- Stored items from a collection
○ ○ ○ ○

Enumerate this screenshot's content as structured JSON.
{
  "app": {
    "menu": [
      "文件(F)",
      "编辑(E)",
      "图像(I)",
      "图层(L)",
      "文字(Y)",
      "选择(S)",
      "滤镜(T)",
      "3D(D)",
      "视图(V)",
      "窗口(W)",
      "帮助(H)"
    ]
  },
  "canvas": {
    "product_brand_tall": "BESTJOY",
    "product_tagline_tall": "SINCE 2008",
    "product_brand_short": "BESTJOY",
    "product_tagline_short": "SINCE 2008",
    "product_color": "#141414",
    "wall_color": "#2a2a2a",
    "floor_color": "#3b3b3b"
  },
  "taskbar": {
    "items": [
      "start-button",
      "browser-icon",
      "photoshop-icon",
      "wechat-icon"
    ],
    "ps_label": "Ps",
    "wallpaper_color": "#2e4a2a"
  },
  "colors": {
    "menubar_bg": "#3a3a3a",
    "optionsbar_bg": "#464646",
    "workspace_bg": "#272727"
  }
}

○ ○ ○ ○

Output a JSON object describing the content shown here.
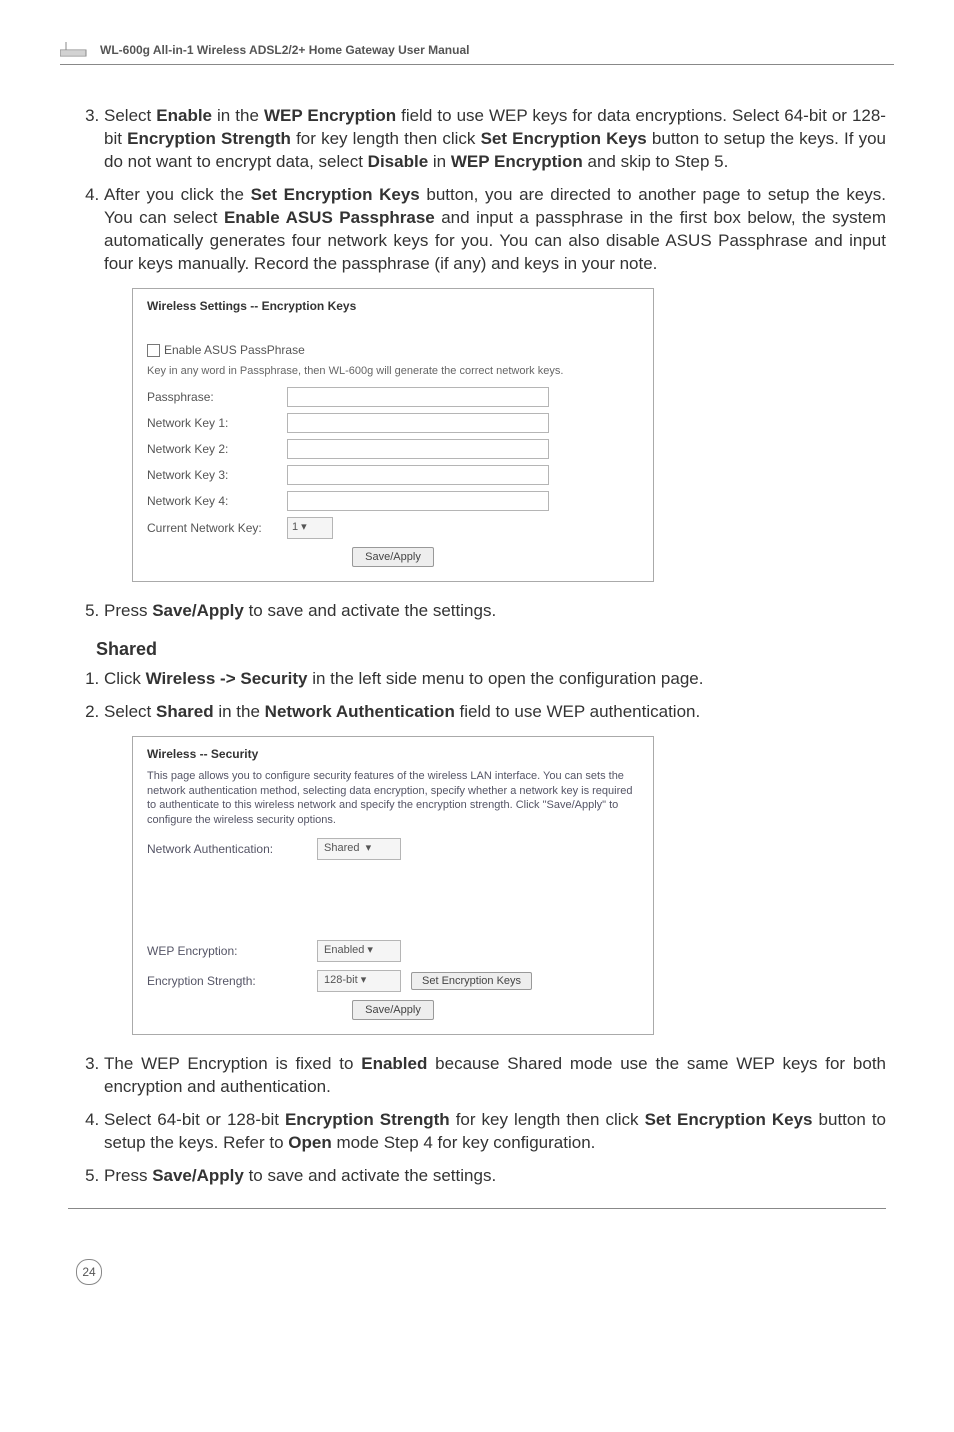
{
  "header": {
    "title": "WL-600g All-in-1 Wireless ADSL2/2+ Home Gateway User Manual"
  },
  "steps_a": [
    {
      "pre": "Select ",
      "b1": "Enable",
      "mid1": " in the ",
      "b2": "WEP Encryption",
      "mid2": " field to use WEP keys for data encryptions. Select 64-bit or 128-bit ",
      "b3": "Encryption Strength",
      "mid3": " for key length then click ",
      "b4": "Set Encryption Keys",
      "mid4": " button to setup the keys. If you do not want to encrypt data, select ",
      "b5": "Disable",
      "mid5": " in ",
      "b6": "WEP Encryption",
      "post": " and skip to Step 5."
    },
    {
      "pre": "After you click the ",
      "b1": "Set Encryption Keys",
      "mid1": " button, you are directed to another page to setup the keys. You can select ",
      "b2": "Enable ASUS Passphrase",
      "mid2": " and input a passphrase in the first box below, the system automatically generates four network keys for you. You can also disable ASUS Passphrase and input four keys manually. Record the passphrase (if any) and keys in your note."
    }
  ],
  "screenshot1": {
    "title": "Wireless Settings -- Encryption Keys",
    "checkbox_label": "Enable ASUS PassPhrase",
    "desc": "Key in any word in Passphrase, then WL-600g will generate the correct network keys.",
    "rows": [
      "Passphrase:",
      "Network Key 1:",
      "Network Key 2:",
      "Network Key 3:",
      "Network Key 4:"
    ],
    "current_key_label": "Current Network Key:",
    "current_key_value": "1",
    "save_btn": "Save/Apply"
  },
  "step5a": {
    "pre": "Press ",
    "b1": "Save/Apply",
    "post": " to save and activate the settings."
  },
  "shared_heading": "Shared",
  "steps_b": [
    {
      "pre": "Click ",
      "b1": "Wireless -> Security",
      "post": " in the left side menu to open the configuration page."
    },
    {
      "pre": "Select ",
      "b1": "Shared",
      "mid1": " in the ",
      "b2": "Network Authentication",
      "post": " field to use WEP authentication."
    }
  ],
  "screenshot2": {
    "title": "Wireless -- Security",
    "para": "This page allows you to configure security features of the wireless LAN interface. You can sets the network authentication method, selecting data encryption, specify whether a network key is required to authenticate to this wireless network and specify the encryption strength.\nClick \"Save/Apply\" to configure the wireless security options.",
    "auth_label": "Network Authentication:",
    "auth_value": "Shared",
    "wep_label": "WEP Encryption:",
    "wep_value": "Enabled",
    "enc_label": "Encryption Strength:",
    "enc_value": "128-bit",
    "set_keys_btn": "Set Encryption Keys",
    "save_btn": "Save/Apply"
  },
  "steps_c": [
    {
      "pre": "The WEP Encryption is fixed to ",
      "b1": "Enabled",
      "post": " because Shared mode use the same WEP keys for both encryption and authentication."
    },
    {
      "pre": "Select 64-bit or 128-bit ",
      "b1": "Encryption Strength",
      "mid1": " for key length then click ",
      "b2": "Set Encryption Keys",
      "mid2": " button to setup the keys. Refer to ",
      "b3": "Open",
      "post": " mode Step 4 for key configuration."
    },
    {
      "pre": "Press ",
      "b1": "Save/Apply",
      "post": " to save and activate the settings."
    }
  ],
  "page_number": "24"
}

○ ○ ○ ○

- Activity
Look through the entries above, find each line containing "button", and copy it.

- Result of this exercise
      "start-button",
      "mid4": " button to setup the keys. If you do not want to encrypt data, select ",
      "mid1": " button, you are directed to another page to setup the keys. You can select ",
      "mid2": " button to setup the keys. Refer to ",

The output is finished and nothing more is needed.